Even in the midst of the assassins' exultation, there are dissonances ..... The coldness of this universe is reinforced by Spielberg's uninflected storytelling. His tone is flat and his visual texture rough; the film is full of unobtrusive hand-held camerawork and quick zooms. The exceptions are the flashbacks to the Munich murders, the events revealed gradually, in fragments, through Avner's daydreams and nightmares. Those flashbacks accelerate—hurtling toward the actual Munich bloodbath—as ambivalence and then revulsion seep into the present action. The men Avner kills don't seem like monsters. They're presented as cranky poets and loving fathers and fierce idealists, and they regard their cause as righteous. (It is a powerful irony that the Palestinian who is said to be the Munich mastermind, who looks and acts like your garden-variety terrorist scumbag, is forever evading assassination.)
Is Munich an apology for Palestinian terrorists—for men and women who barbarously murder civilians? I don't consider a movie that assigns motives more complicated than pure evil to constitute an apology. The Israeli government and many conservative and pro-Israeli commentators have lambasted the film for naiveté, for implying that governments should never retaliate. But an expression of uncertainty and disgust is not the same as one of outright denunciation. What Munich does say—and what I find irrefutable—is that this shortsighted tit-for-tat can produce a kind of insanity, both individual and collective. As members of Avner's own team (played by a blond Daniel Craig, Ciarán Hinds, Mathieu Kassovitz, and Hanns Zischler) are picked off in chilling ways, his escalating paranoia—and his hunger for absolutes, for a "world of our fathers" that is long gone—transcends his time and place.
There are sequences in Munich that make you sick with fear, that are impossible to shake off—among them one in which a Palestinian professor's little daughter is on the verge of answering a booby-trapped telephone. Most horrible of all is the movie's one pure vengeance killing, which is among the most appalling things I've ever seen. We want that revenge—we want it fiercely. But it's staged with such ugliness—as a sexual violation—that we choke on it.

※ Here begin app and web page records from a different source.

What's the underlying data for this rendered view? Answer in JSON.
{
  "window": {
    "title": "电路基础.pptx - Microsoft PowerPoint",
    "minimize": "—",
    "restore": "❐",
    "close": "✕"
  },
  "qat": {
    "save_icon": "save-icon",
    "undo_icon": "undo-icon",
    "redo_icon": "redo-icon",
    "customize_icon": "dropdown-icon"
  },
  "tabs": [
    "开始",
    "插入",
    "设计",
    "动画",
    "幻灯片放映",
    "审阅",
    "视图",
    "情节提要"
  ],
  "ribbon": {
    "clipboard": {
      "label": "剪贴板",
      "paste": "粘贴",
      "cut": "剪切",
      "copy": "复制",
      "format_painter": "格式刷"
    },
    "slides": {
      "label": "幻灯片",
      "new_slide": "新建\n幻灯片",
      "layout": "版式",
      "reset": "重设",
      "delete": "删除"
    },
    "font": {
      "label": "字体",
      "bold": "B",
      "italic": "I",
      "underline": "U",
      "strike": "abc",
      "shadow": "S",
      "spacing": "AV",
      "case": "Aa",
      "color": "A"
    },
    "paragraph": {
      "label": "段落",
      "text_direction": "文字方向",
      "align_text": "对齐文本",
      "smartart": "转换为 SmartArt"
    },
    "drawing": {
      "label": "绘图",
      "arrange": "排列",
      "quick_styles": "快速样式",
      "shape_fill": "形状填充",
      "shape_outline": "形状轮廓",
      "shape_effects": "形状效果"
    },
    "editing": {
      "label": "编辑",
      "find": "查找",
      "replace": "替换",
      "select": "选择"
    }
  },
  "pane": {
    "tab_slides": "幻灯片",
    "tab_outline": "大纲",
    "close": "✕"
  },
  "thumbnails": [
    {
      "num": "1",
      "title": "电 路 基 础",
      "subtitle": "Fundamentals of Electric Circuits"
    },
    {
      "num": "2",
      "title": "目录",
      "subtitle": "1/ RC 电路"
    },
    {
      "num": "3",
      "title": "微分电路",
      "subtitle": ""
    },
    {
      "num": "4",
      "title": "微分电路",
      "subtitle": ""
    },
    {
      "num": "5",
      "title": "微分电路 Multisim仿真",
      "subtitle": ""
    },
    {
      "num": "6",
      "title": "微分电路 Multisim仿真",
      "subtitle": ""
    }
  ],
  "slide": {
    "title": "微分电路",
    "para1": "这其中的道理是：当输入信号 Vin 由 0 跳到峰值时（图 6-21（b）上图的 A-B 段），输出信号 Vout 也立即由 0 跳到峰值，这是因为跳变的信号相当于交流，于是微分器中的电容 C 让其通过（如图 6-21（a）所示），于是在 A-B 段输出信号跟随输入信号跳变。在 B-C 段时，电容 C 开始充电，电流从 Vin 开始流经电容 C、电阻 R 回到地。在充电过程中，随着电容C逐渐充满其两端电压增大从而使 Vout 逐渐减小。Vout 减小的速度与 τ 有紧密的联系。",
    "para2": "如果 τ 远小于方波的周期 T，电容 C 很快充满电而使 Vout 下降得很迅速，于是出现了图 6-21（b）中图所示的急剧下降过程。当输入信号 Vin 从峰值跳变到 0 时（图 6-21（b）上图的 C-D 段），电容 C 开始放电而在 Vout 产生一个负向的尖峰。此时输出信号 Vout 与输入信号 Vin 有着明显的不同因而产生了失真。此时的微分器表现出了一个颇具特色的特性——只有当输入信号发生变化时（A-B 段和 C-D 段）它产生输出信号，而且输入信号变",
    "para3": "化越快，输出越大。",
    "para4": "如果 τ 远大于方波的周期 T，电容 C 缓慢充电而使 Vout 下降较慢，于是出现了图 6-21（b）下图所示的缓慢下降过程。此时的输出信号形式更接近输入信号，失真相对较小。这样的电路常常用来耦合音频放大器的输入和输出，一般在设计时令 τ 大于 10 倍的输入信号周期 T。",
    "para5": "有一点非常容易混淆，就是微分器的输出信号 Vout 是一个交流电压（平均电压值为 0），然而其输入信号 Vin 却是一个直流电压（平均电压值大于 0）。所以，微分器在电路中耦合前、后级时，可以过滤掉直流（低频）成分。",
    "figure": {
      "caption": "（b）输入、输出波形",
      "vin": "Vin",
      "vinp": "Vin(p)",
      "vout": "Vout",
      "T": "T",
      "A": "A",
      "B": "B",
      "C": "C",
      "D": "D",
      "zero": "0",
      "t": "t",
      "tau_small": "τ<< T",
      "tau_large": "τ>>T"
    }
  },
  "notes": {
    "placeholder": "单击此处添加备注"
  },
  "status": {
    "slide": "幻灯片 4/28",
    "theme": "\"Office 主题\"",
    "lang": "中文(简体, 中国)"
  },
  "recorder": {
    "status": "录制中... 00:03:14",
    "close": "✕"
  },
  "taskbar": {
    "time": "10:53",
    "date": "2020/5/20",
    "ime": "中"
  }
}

Munich reinforces the idea that—great Miltonian allegories notwithstanding—the notion of evil has become profoundly maladaptive. Today, saying our enemy is "evil" is like saying a preventable tragedy is "God's will": It's a way of letting ourselves off the hook for crimes committed in our name. Not incidentally, it's also a way for our enemies to let themselves off the hook.
Munich has been regarded in some quarters as an affront: How does Spielberg have the audacity to make a commercial thriller that questions the very concept of retaliation? And while we're on the subject, how does he have the audacity to make a sci-fi picture like War of the Worlds, which uses a Martian invasion to evoke the trauma of 9/11?
Well, it's too bad we don't have more mainstream narrative filmmakers with that kind of audacity. Munich is the most potent, the most vital, the best movie of the year.